Segment Start: RAW DATA

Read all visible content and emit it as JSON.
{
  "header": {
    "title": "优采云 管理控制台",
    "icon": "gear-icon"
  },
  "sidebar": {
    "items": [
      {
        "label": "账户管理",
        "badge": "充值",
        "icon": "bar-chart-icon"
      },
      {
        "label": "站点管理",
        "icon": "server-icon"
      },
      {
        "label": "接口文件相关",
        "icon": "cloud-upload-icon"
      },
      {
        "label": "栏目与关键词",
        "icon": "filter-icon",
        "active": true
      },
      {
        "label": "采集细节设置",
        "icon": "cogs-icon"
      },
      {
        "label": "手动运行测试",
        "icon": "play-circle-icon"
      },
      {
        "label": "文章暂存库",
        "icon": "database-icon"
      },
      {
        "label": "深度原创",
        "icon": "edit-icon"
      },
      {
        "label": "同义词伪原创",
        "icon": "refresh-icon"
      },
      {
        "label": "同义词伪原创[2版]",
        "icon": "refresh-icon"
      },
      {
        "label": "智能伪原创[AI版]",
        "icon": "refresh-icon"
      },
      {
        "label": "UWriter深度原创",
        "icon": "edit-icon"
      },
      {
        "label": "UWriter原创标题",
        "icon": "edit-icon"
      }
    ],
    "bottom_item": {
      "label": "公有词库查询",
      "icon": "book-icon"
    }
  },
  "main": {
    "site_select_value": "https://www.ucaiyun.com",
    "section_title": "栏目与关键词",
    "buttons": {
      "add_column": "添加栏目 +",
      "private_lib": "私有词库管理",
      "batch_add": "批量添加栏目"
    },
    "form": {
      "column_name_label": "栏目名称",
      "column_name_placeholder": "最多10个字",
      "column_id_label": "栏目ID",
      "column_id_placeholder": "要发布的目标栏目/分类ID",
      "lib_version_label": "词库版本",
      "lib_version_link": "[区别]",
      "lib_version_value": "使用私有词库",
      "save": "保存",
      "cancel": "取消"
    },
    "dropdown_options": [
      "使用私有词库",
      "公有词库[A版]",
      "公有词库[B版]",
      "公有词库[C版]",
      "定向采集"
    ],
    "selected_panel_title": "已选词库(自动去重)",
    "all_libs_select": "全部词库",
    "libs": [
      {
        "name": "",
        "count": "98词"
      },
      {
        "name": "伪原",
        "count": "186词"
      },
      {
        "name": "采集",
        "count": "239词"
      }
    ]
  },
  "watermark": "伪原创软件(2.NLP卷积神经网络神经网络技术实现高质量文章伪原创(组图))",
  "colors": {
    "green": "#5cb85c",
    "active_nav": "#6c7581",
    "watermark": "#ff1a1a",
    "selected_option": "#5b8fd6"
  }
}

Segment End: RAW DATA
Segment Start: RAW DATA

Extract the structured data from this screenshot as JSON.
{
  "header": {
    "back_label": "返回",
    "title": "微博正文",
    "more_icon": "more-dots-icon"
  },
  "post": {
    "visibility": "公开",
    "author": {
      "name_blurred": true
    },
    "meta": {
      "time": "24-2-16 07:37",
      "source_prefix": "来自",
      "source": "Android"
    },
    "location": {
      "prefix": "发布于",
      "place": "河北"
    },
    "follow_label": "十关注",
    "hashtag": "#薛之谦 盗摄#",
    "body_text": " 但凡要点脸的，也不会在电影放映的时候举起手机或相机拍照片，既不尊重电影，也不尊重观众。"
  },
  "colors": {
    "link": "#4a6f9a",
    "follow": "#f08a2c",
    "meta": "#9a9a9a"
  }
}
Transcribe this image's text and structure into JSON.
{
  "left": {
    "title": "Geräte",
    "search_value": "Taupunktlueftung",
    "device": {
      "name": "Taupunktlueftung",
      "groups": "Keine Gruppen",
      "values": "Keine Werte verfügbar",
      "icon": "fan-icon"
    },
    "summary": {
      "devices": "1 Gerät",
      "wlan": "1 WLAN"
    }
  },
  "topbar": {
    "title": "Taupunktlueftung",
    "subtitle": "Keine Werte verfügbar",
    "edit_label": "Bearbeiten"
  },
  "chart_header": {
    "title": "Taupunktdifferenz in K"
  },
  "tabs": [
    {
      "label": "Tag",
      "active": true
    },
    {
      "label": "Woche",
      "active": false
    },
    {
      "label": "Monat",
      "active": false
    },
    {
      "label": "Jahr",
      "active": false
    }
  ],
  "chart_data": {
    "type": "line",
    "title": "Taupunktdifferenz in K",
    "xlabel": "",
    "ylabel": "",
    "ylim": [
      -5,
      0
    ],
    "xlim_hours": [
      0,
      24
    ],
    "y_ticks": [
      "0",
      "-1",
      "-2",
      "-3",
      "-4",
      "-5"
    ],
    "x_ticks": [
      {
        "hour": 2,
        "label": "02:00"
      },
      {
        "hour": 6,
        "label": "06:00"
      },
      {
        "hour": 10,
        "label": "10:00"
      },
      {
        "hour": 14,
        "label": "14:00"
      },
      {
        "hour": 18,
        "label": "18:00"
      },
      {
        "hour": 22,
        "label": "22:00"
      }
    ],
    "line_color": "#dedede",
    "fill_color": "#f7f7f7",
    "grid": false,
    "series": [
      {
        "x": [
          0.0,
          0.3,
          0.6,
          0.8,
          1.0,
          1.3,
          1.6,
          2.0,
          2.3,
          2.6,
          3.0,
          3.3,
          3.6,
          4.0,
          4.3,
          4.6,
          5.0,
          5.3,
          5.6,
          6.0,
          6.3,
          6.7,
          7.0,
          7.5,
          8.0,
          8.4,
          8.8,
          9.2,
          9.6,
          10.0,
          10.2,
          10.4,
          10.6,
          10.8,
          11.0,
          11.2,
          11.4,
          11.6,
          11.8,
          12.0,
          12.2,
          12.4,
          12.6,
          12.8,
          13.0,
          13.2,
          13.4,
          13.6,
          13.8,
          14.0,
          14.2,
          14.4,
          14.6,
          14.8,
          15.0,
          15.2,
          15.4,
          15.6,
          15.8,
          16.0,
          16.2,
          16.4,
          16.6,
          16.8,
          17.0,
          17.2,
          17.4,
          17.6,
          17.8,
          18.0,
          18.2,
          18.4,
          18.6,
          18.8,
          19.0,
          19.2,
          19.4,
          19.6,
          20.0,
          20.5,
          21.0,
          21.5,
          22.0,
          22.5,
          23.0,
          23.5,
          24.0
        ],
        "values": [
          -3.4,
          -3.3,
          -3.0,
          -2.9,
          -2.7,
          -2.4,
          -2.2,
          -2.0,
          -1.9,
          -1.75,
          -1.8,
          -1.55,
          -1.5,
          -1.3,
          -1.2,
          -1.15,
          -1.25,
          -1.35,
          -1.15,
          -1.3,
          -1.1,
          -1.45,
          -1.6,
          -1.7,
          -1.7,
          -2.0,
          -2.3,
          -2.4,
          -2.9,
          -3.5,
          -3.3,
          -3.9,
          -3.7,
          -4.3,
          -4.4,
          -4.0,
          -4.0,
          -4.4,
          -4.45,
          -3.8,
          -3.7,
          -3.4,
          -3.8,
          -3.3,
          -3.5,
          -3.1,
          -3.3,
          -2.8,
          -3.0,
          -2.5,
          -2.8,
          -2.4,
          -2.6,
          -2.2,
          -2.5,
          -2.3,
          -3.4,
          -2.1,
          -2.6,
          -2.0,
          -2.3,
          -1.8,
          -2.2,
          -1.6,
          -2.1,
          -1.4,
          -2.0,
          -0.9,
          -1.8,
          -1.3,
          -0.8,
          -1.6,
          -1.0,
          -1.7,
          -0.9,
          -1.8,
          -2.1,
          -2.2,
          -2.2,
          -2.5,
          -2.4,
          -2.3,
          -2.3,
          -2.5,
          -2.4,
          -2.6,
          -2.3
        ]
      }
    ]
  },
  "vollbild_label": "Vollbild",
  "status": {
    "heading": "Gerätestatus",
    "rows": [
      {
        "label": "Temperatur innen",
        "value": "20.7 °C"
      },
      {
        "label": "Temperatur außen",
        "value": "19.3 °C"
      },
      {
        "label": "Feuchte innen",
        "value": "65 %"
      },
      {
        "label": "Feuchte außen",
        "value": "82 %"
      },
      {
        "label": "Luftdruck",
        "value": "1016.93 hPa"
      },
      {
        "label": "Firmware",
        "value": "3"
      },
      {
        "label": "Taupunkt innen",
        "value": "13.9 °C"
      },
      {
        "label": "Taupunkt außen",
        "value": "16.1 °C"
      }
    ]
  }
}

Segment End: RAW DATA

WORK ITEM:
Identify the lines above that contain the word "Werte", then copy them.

ANSWER TO THIS PROBLEM:
      "values": "Keine Werte verfügbar",
    "subtitle": "Keine Werte verfügbar",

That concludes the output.